He was a mentor for revolutionaries like Chandra Shekhar Azad, Jatindra Nath Das, and Bhagat Singh.
Sachindra Nath Sanyal founded a branch of the Anushilan Samiti in Patna in 1913.
In 1912 Delhi Conspiracy Trial Sanyal with Rashbehari Bose attacked the then Viceroy Hardinge while he was making entry into new capital of Delhi after annulment of Bengal Partition. Hardinge was injured And lady Hardinge died at the attack.
He was extensively involved in the plans for theGhadar conspiracy, and went underground after it was exposed in February 1915. He was a close associate of Rash Behari Bose. After Bose escaped to Japan, Sanyal was considered the most senior leader of India’s revolutionary movement.
Sanyal was sentenced to life – term imprisonment for his involvement in the Kakori conspiracy and was imprisoned at Cellular Jail in the Andaman and Nicobar Islands, where he wrote his book titled Bandi Jeevan (A Life of Captivity, 1922).
He was briefly released from jail but when he continued to engage in anti-British activities, he was sent back and his ancestral family home in Benaras was confiscated.
Following the end of the Non-cooperation movement in 1922, Sanyal, Ram Prasad Bismil and some other revolutionaries who wanted an independent India and were prepared to use force to achieve their goal, founded the Hindustan Republican Association in October 1924. He was the author of the HRA manifesto, titled The Revolutionary, that was distributed in large cities of North India on 1 January 1925.

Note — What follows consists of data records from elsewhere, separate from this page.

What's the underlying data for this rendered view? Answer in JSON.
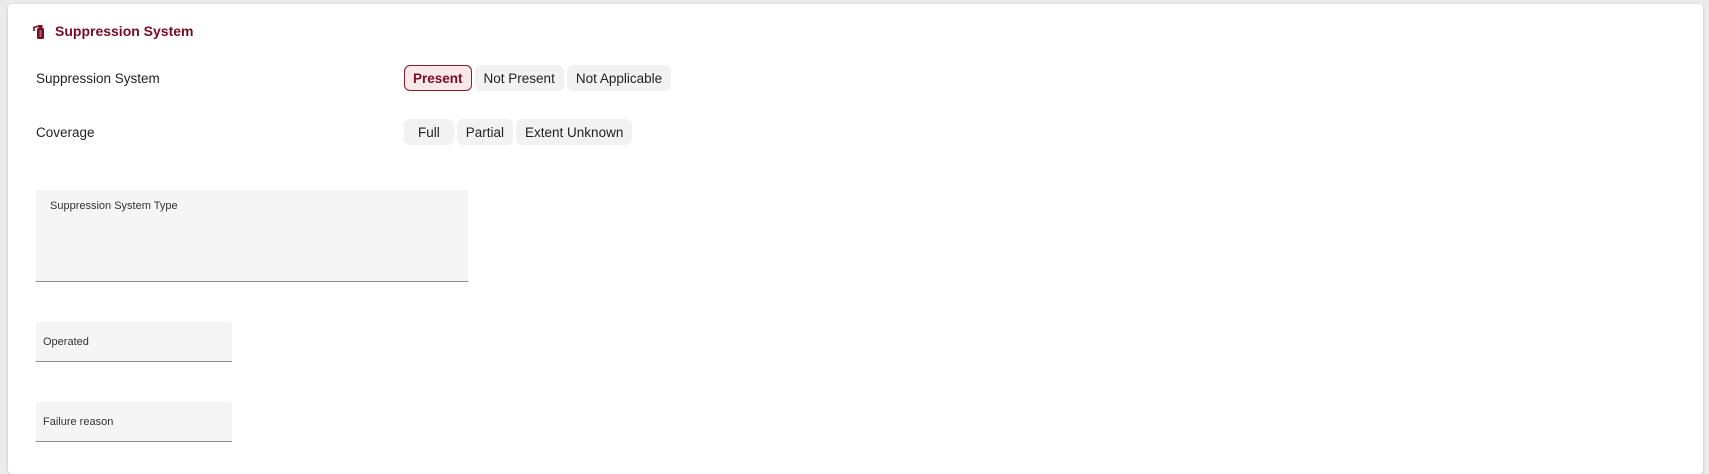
{
  "section": {
    "title": "Suppression System",
    "icon": "fire-suppression-icon",
    "accent_color": "#7a0b24"
  },
  "suppression_system": {
    "label": "Suppression System",
    "options": [
      "Present",
      "Not Present",
      "Not Applicable"
    ],
    "selected": "Present"
  },
  "coverage": {
    "label": "Coverage",
    "options": [
      "Full",
      "Partial",
      "Extent Unknown"
    ],
    "selected": null
  },
  "fields": {
    "system_type": {
      "label": "Suppression System Type",
      "value": ""
    },
    "operated": {
      "label": "Operated",
      "value": ""
    },
    "failure_reason": {
      "label": "Failure reason",
      "value": ""
    }
  }
}
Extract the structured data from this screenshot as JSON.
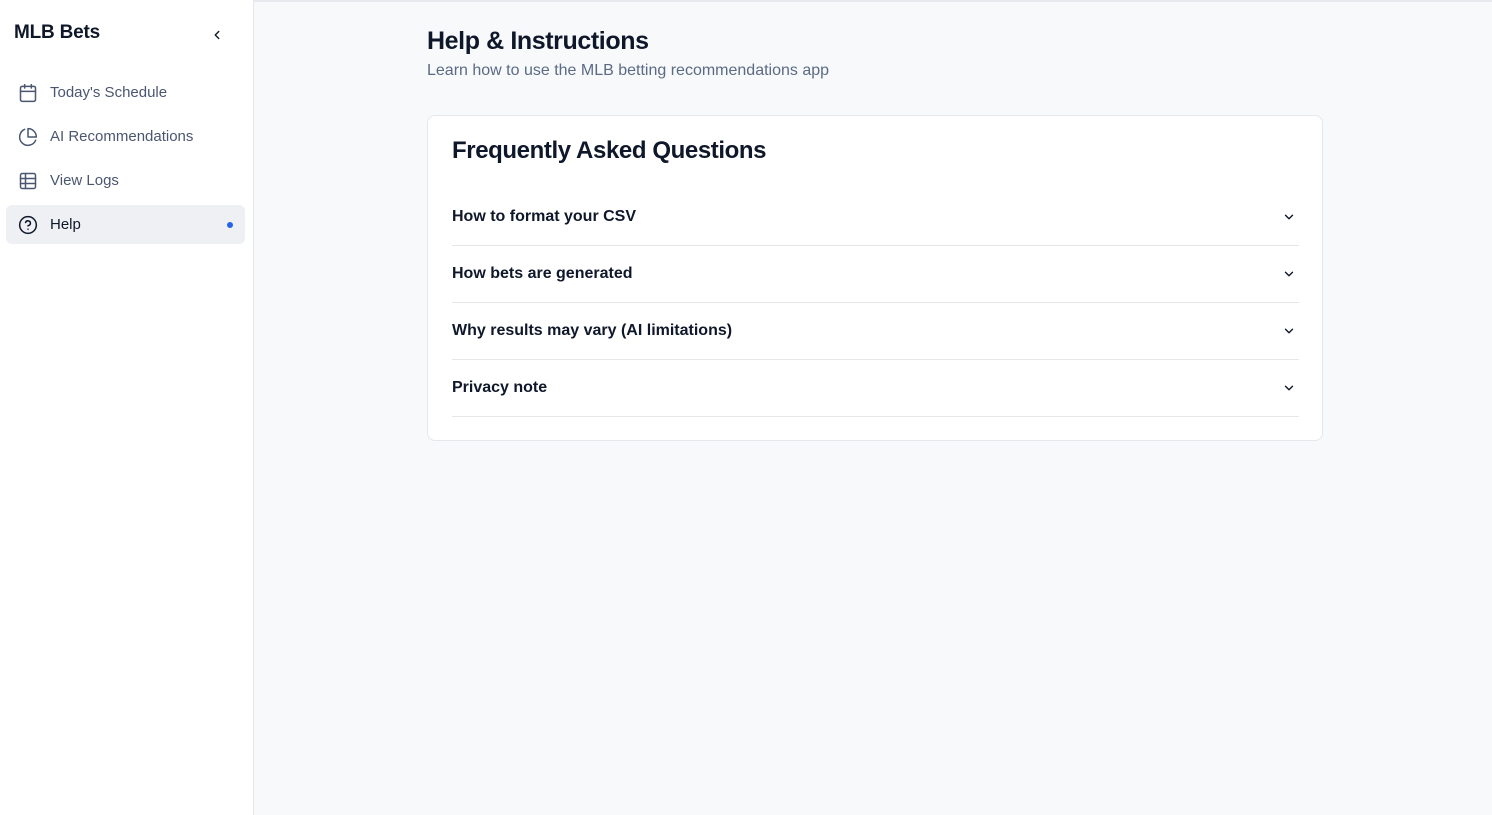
{
  "sidebar": {
    "brand": "MLB Bets",
    "collapse_icon": "chevron-left-icon",
    "items": [
      {
        "label": "Today's Schedule",
        "icon": "calendar-icon",
        "active": false
      },
      {
        "label": "AI Recommendations",
        "icon": "pie-chart-icon",
        "active": false
      },
      {
        "label": "View Logs",
        "icon": "table-icon",
        "active": false
      },
      {
        "label": "Help",
        "icon": "help-circle-icon",
        "active": true
      }
    ]
  },
  "main": {
    "title": "Help & Instructions",
    "subtitle": "Learn how to use the MLB betting recommendations app"
  },
  "faq": {
    "title": "Frequently Asked Questions",
    "items": [
      {
        "question": "How to format your CSV"
      },
      {
        "question": "How bets are generated"
      },
      {
        "question": "Why results may vary (AI limitations)"
      },
      {
        "question": "Privacy note"
      }
    ]
  },
  "colors": {
    "accent": "#2563eb",
    "active_bg": "#eef0f4",
    "page_bg": "#f8f9fb"
  }
}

Sanyal and Mahatma Gandhi engaged in a famous debate published in Young India between 1920 and 1924. Sanyal argued against Gandhi’s gradualist approach.